With pans dry and no seep-lines flowing, we are staring a particularly dry year in the face. Whereas the game would normally still be dispersed at this time, more and more animals are flocking to the river to drink. Hippo bulls are starting to get territorial as waterholes recede early and space gets limited. This is certainly not the Londolozi that I know in early March, and if we have no more major rain this season, life for the animals could certainly be tough over the coming winter.
We had floods in March last year however, so until April is well advanced, anything could happen.
Enjoy this Week in Pictures…
Once one of Londolozi’s most prominent leopards, but now a rare face around these parts, the Camp Pan male has been seen on a few occasions along the banks of the Sand River over the last week. In fact, about 30mins before this post went out, he walked past the Granite Camp Deck. With an atrophied back left leg and age definitely not on his side, how long can he remain in the area already being contested by the Marthly and Gowrie males?
Leopards are notorious for not liking to get their feet wet. Here the Camp Pan male heads for dry sand as ranger Lawrence Weiz snaps a few shots.
Another leopard, but this time the tortoise version. An abnormally long dry spell in the Lowveld at this time of year meant a distinct lack of standing water for tortoises to drink from, so some rain last week saw them flocking out to gorge themselves.
A young chacma baboon rides atop its mother’s back.
A lone buffalo bull crosses the Sand River at sunset.
The Marabou stork is certainly not the most beautiful bird out there, but it is striking nevertheless. The large dewlap that hangs from their neck is used primarily for thermoregulation, but I have no idea why this one was at such a funny angle.

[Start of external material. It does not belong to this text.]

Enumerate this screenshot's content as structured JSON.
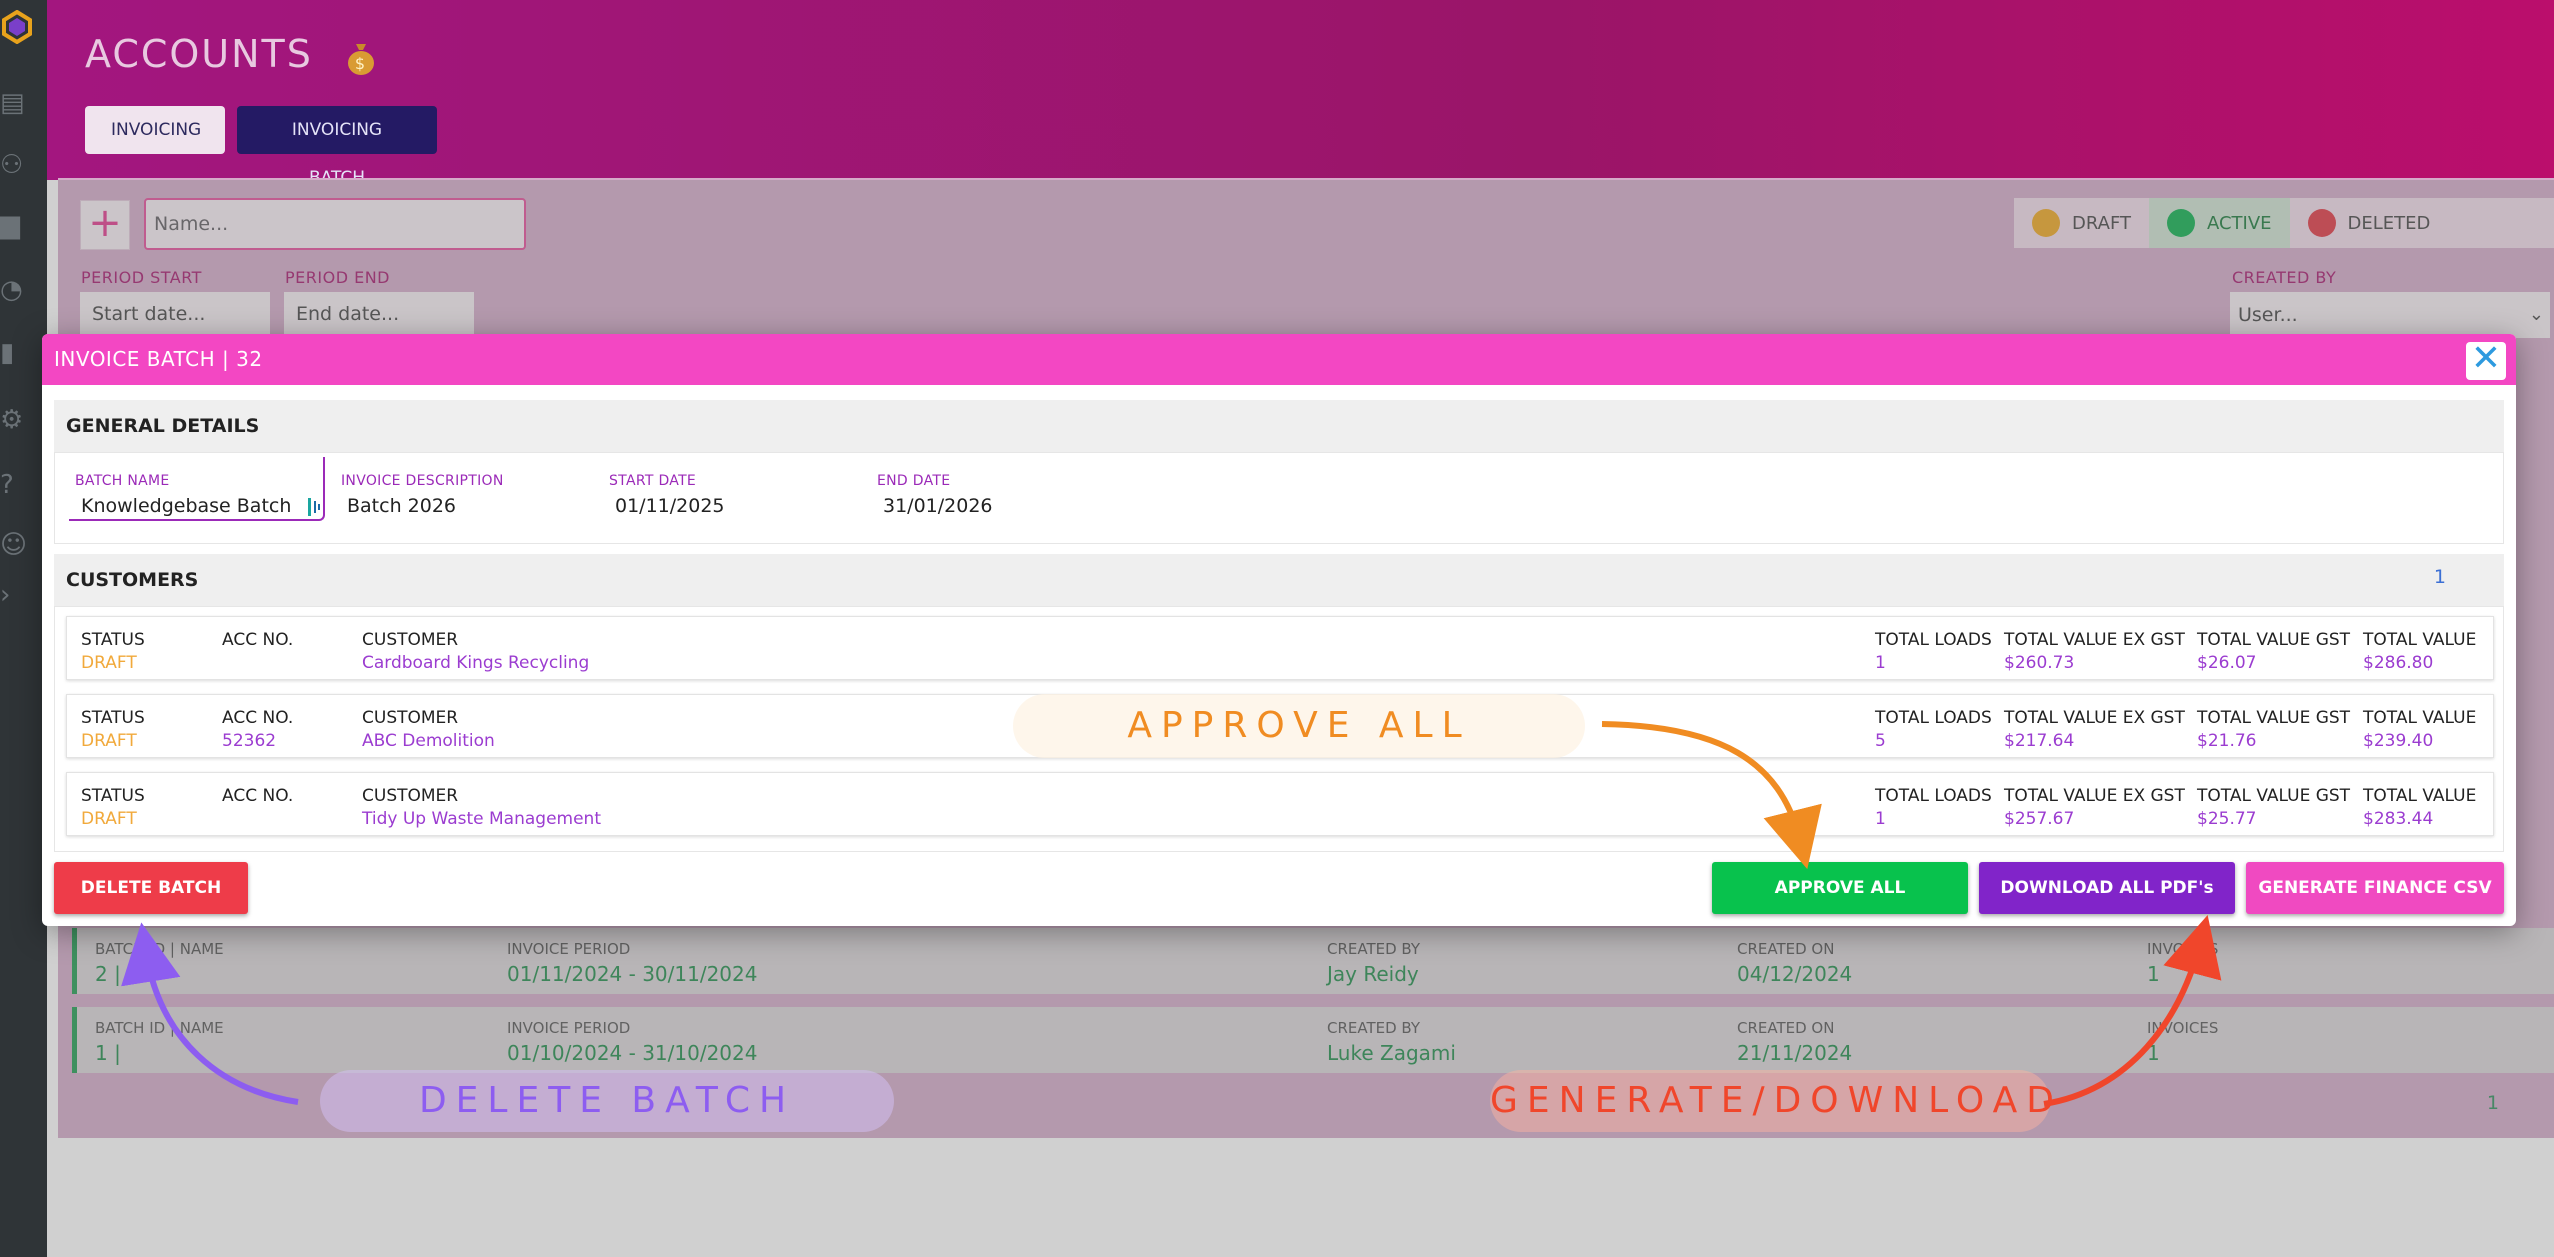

The Mashaba young female wiles away the afternoon hours in the fork of a weeping boer-bean tree.
A photo from the same sighting featured in TWIP from two weeks ago; a sounder of warthogs skirt nervously around a large crocodile.
Not often seen out of the water during daylight hours in the summer, hippos are usually back in their waterholes well before sun-up.
Not even pythons are immune from parasites, as evidenced by this one with a large tick attached just below its eye.
A scrub hare flattens its ears as it hopes to evade detection in the daylight.
A Nile crocodile alongside the Causeway. I used a slightly slower shutter speed in this photo but kept the camera stable, blurring the water slightly yet still keeping the crocodile sharp.
A dazzle of zebra ignore the sunrise behind them, focusing instead on the green grass of Ximpalapala crest.
The Nanga female and an example of how to make lighting conditions work for you. She was heading east into the morning sun but we were struggling to get round ahead of her. In this situation one can simply dial down your exposure to create more of a silhouette effect on the animal and highlight the light around her shining through her fur.
We managed to skirt around her to position for this giraffe walk-by. She is far too small a leopard to be of any threat to an adult giraffe like this , but she was closely watched nonetheless.
Photographed by James Tyrrell
What are your weather predictions? Do you think it will rain during March and April? We’ll see if you’re right!